A buffer overflow [CVE-2006-3730] in an ActiveX control for Internet Explorer 6 for Microsoft Windows XP with SP2 installed can crash the web browser and allow remote code execution.

A test is available to see if your web browser is susceptible to the vulnerability.
If your web browser is vulnerable it WILL crash when the test is performed.
Click here to test your web browser.

Microsoft is working on a patch, currently scheduled for an October 10 release, as part of its regular Patch Tuesday update cycle. "We are aware of Web sites attempting to use the reported vulnerability to install malware. Our investigation into these Web sites shows that, in most cases, attempts to install malicious software by exploiting this vulnerability fail. This is due to specific technical factors related to the vulnerability."

Read the Microsoft Security Advisory (926043) HERE.

A patch is available from Determina.

Click here to visit Determina's web site for more information.

ZERT has updated ZProtector to protect against this vulnerability.

Click here to download ZProtector. zip file.

The Truth About Claimed Firefox Exploit

A colorful duo of young hackers at the Toorcon security conference presented evidence Saturday that suggested a previously undocumented flaw in Mozilla's Firefox Web browser is actively being exploited to compromise machines of users cruising the Web with the browser.

Both speakers lectured at length about ways to cloak your identity online to engage in criminal activities, ranging from creating botnets to installing spyware on users' machines. They ardently urged those in attendance to use their knowledge to "ruin things" as much as possible for Internet users.

Read the article HERE.

Another Rise in IM Attacks

Instant messaging security firms are reporting a dramatic rise in the number of attacks. Akonix Systems said the month of September holds the dubious distinction of having the most attacks in any month this year at 64. The September figure follows a disastrous August in which Akonix reported a 200 percent increase in the number of IM vulnerabilities.

Read the report HERE.

AVG 7.5 security portfolio released

GRISOFT, the supplier of AVG security software, today announced the global launch of AVG 7.5 security portfolio with the most comprehensive product line ever released. The extended security offerings for home, SMBs and enterprise users comprise improved and new products, including AVG Internet Security 7.5, an all-inclusive security suite.

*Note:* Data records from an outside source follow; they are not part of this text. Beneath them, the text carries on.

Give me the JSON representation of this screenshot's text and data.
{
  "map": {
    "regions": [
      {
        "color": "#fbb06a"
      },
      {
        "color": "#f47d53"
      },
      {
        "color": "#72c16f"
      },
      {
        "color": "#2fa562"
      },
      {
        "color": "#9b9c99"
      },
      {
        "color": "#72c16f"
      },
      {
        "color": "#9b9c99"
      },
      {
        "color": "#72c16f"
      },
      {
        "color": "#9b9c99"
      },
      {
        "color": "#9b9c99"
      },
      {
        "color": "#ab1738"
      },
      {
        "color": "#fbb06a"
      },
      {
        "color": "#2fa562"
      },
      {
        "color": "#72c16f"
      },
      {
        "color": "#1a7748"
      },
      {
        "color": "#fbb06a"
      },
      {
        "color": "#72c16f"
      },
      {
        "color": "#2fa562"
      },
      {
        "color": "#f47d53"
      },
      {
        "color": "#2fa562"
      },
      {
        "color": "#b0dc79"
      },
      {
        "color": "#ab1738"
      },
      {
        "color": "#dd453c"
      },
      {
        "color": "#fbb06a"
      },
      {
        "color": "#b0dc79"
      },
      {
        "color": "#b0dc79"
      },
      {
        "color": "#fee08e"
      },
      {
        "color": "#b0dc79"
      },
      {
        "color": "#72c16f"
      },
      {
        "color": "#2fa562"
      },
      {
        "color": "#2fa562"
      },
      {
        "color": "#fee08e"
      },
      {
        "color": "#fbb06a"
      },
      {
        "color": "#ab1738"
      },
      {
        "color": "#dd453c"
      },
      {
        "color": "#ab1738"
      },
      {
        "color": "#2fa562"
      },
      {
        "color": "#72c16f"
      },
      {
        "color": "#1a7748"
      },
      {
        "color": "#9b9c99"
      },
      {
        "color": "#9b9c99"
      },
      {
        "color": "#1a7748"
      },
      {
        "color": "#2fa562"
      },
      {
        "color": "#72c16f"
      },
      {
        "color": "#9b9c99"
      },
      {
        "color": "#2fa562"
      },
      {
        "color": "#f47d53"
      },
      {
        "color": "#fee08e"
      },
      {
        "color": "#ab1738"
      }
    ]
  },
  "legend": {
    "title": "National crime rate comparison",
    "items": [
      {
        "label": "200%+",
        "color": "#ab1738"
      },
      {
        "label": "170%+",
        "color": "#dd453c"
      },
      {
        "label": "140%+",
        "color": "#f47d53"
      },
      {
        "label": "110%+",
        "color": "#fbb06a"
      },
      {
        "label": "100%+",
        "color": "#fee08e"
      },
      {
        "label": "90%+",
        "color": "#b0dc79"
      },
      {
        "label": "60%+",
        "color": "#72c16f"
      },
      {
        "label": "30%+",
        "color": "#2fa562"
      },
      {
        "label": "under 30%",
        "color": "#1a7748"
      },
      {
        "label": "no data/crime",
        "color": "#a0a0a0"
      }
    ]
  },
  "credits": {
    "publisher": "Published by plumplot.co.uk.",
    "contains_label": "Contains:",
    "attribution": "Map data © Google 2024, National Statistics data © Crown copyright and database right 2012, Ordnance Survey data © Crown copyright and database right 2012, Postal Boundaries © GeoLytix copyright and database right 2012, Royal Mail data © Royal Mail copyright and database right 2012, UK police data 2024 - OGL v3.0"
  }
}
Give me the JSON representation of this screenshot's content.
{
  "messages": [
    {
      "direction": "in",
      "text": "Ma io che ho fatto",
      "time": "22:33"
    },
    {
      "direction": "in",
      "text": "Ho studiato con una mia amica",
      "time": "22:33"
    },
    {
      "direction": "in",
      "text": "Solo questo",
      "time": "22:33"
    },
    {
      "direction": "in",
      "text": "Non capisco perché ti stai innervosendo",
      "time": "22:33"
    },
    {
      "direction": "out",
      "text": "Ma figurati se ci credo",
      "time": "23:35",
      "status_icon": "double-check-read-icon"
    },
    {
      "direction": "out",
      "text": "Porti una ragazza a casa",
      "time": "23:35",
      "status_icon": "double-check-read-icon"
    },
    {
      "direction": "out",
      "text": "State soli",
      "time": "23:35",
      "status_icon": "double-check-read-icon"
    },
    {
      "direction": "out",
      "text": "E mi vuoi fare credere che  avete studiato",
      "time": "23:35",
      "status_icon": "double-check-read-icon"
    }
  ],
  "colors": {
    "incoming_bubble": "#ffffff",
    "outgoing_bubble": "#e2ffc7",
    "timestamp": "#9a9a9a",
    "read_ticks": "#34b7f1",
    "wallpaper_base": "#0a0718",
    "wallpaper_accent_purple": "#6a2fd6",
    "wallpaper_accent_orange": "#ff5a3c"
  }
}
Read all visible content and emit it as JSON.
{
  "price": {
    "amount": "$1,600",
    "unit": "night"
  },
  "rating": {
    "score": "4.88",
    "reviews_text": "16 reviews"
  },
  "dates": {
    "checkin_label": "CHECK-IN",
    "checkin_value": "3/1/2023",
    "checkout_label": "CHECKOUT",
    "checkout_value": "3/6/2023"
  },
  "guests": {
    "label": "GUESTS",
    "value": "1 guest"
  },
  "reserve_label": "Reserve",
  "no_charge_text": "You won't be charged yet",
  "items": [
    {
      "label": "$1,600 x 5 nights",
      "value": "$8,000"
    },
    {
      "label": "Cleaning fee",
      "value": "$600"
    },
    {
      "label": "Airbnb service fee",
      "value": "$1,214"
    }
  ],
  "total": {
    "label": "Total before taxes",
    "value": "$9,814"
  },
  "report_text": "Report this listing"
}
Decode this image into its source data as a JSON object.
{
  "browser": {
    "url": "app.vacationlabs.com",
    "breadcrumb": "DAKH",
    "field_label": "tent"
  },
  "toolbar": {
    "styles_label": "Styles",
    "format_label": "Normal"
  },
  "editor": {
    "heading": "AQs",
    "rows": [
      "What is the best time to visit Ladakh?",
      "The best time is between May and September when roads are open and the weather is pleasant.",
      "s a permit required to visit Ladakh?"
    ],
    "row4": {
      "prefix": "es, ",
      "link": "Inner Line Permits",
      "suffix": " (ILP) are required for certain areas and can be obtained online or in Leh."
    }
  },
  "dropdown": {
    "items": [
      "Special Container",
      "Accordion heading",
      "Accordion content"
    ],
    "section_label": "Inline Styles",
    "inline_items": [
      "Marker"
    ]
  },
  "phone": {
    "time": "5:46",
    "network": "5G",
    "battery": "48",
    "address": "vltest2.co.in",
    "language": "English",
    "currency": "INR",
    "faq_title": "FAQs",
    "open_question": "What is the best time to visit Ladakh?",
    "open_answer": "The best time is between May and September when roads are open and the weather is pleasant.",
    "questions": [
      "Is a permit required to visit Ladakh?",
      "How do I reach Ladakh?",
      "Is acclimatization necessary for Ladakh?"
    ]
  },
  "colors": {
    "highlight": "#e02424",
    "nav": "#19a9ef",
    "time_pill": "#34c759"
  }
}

Read the press release HERE.

Tuesday, October 03, 2006

TrashMail - Free disposable email addresses

Create a new email address on trashmail.net. All mails to this address will be forwarded to your real email address for a number of times you can set up. When the limit is reached, the Trashmail.net email address will be automatically deleted. All following mails (like spam, newsletter, etc) will be rejected at Trashmail.net.

Visit the website HERE.

The Importance of Updating Antivirus Definitions

It is often said that an antivirus (AV) product is only as good as its most recent signature update; however, that's not strictly true. Even if your AV definition set is months out of date, it will still protect you from some of the worst viruses and worms of all time.

Read the article at Symantec HERE.